Have you heard of the old adage, “First impressions are everything.” As a business professional what you wear to a job interview, a corporate event or a power lunch can leave a lasting impression on how you are perceived by others.
Let’s face it – If you want to get ahead in your professional career you need to project yourself in a positive light every chance you get. So how does ‘dressing for success‘ fit in?
Let’s take a closer look at the phrase – “dress for success.” It implies that you are dressing not for where you are right now, but where you see yourself going – you are dressing for success.
If you want to be a leading executive, note the attire successful executives wear.
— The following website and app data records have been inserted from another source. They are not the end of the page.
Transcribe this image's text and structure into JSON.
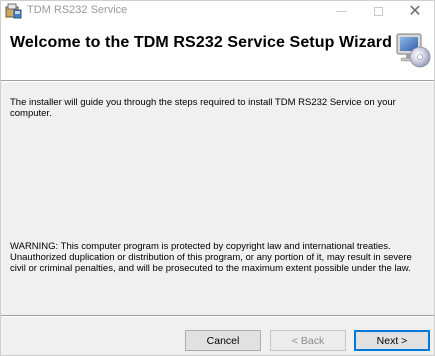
{
  "window": {
    "title": "TDM RS232 Service"
  },
  "banner": {
    "title": "Welcome to the TDM RS232 Service Setup Wizard"
  },
  "body": {
    "intro": "The installer will guide you through the steps required to install TDM RS232 Service on your computer.",
    "warning": "WARNING: This computer program is protected by copyright law and international treaties. Unauthorized duplication or distribution of this program, or any portion of it, may result in severe civil or criminal penalties, and will be prosecuted to the maximum extent possible under the law."
  },
  "buttons": {
    "cancel": "Cancel",
    "back": "< Back",
    "next": "Next >"
  },
  "state": {
    "back_enabled": false,
    "default_button": "next"
  },
  "icons": {
    "app": "installer-icon",
    "banner": "computer-cd-icon",
    "minimize": "minimize-icon",
    "maximize": "maximize-icon",
    "close": "close-icon"
  },
  "colors": {
    "accent": "#0078d7",
    "window_bg": "#f0f0f0",
    "banner_bg": "#ffffff"
  }
}
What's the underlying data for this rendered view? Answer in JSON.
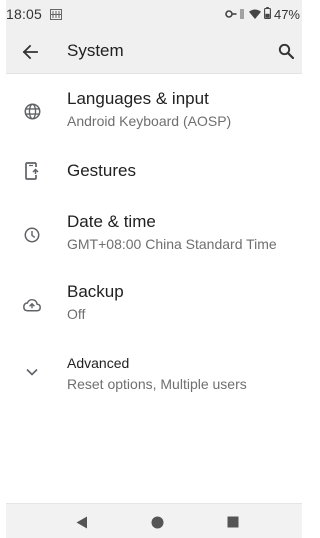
{
  "status_bar": {
    "time": "18:05",
    "battery": "47%",
    "icons": [
      "notification-icon",
      "vpn-key-icon",
      "data-arrows-icon",
      "wifi-icon",
      "battery-icon"
    ]
  },
  "app_bar": {
    "title": "System",
    "back_icon": "arrow-back-icon",
    "search_icon": "search-icon"
  },
  "items": [
    {
      "title": "Languages & input",
      "subtitle": "Android Keyboard (AOSP)",
      "icon": "globe-icon"
    },
    {
      "title": "Gestures",
      "subtitle": "",
      "icon": "phone-gesture-icon"
    },
    {
      "title": "Date & time",
      "subtitle": "GMT+08:00 China Standard Time",
      "icon": "clock-icon"
    },
    {
      "title": "Backup",
      "subtitle": "Off",
      "icon": "cloud-upload-icon"
    },
    {
      "title": "Advanced",
      "subtitle": "Reset options, Multiple users",
      "icon": "chevron-down-icon"
    }
  ],
  "nav_bar": {
    "icons": [
      "back-triangle-icon",
      "home-circle-icon",
      "recents-square-icon"
    ]
  },
  "colors": {
    "bar_background": "#f0f0f0",
    "title_text": "#212121",
    "subtitle_text": "#6f6f6f",
    "icon": "#5f6368"
  }
}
In most cases they ARE dressed for success, which could very well be one of the reasons they’re where they are today.
While we’re on the topic the Summit Blog has an insightful and enjoyable blog post called the Time warp – how do you dress for success? It addresses what ‘dress for success‘ used to mean and what it means now. Julie Poland talks about how dressing for success back in the day was based on several assumptions including:
- Dressy appearance equals trustworthiness, intelligence and success. Conspicuously expensive accessories (Rolex watches, for example) telegraph power and influence.
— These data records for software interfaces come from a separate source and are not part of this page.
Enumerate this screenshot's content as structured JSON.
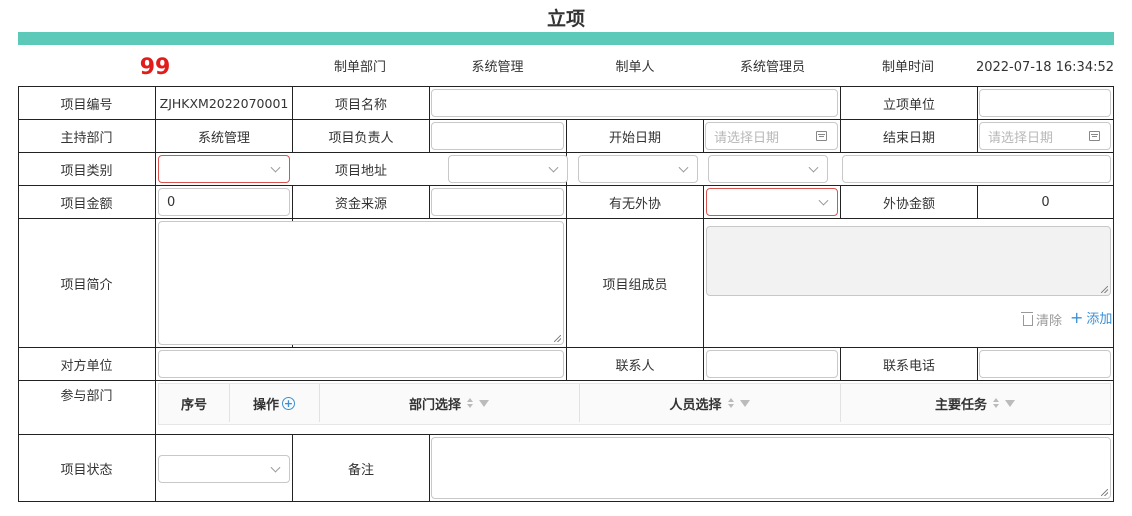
{
  "page": {
    "title": "立项"
  },
  "meta": {
    "number": "99",
    "dept_label": "制单部门",
    "dept_value": "系统管理",
    "creator_label": "制单人",
    "creator_value": "系统管理员",
    "time_label": "制单时间",
    "time_value": "2022-07-18 16:34:52"
  },
  "form": {
    "project_no_label": "项目编号",
    "project_no_value": "ZJHKXM2022070001",
    "project_name_label": "项目名称",
    "project_name_value": "",
    "establish_unit_label": "立项单位",
    "establish_unit_value": "",
    "host_dept_label": "主持部门",
    "host_dept_value": "系统管理",
    "leader_label": "项目负责人",
    "leader_value": "",
    "start_date_label": "开始日期",
    "start_date_placeholder": "请选择日期",
    "end_date_label": "结束日期",
    "end_date_placeholder": "请选择日期",
    "category_label": "项目类别",
    "category_value": "",
    "address_label": "项目地址",
    "address_province": "",
    "address_city": "",
    "address_district": "",
    "address_detail": "",
    "amount_label": "项目金额",
    "amount_value": "0",
    "fund_source_label": "资金来源",
    "fund_source_value": "",
    "outsource_label": "有无外协",
    "outsource_value": "",
    "outsource_amount_label": "外协金额",
    "outsource_amount_value": "0",
    "intro_label": "项目简介",
    "intro_value": "",
    "members_label": "项目组成员",
    "members_value": "",
    "clear_label": "清除",
    "add_label": "添加",
    "counterpart_label": "对方单位",
    "counterpart_value": "",
    "contact_label": "联系人",
    "contact_value": "",
    "phone_label": "联系电话",
    "phone_value": "",
    "participants_label": "参与部门",
    "status_label": "项目状态",
    "status_value": "",
    "remark_label": "备注",
    "remark_value": ""
  },
  "participants_table": {
    "columns": [
      "序号",
      "操作",
      "部门选择",
      "人员选择",
      "主要任务"
    ],
    "rows": []
  }
}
- Women in the workplace can be dangerous. They can be distracting in their sexuality (men, of course, are victims of their testosterone you know,) and are at risk of being misperceived as provocative.
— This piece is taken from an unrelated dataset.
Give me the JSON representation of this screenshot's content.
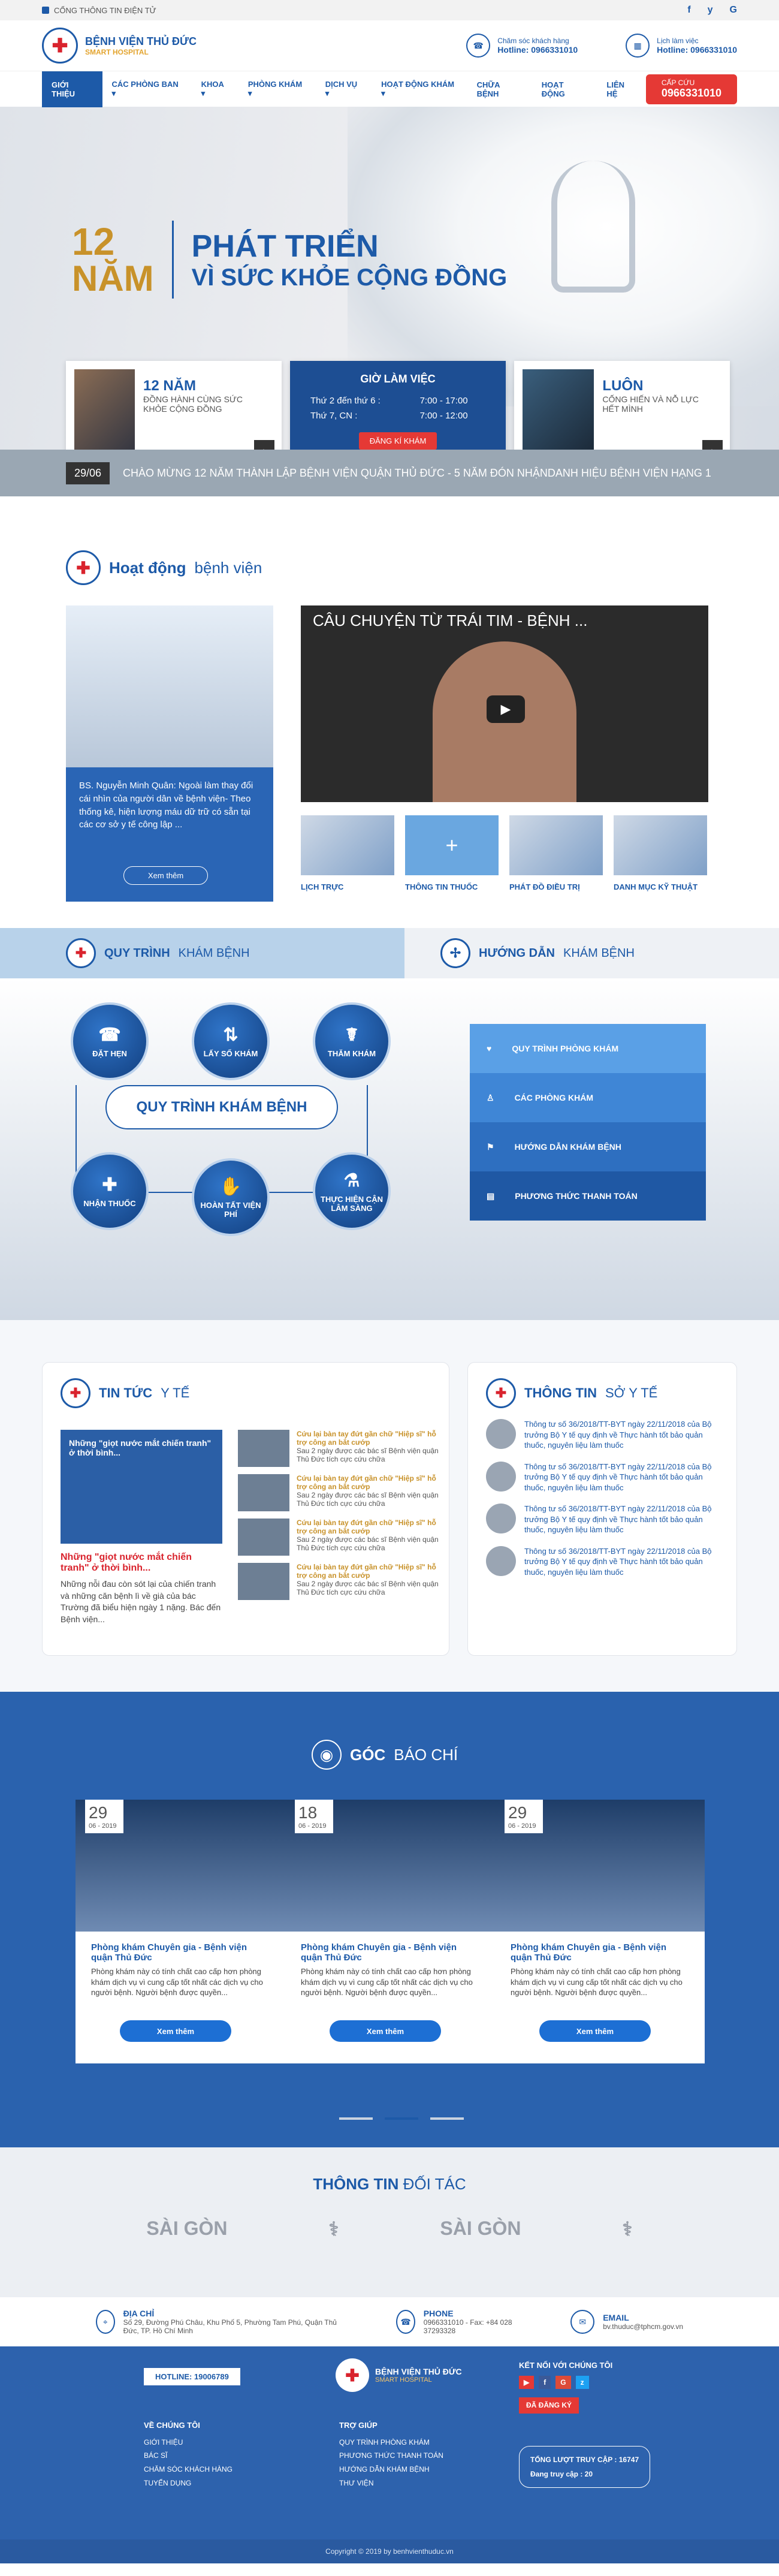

- Work is a battlefield dominated by men, so you had better be ready for combat. Women in the workplace survive and progress in their careers by being witches on wheels (with capital “B” hovering over their heads), so any would-be survivor had better button up if she wants to be taken seriously.
- A wealth of information can be derived by observing a man’s tie. Its color and pattern telegraphs power, conservatism (or not), and the looseness or tightness around the neck signifies stress or casualness. The real nonconformists back in the day of the power suit wore bow ties – truly old-school, and not particularly flattering with even a hint of a pudge around the middle. The corollary to this, of course, is the wealth of info that is communicated by a woman’s choice of shoes.
- You think better when you’re dressed up. Anyone knows that your brain can’t engage when you’re wearing sweats or yoga pants. And the language that accompanies such casual dress – shocking!Sure, it’s important to demonstrate to clients and colleagues that you care about yourself enough to brush your teeth and comb your hair. It’s a sign of respect toward them, too. But the rigid business attire standards of yesteryear can backfire. The world still has its “company men” and serious businesswomen, but the behemoth corporate environments have been infiltrated by the influence of the technology and creative crowds. The old assumptions don’t necessarily apply.
Do you think you dress for success? Check out some real testimonials of some individuals that we pulled out of the time warp and helped dress for success for the corporate culture of today!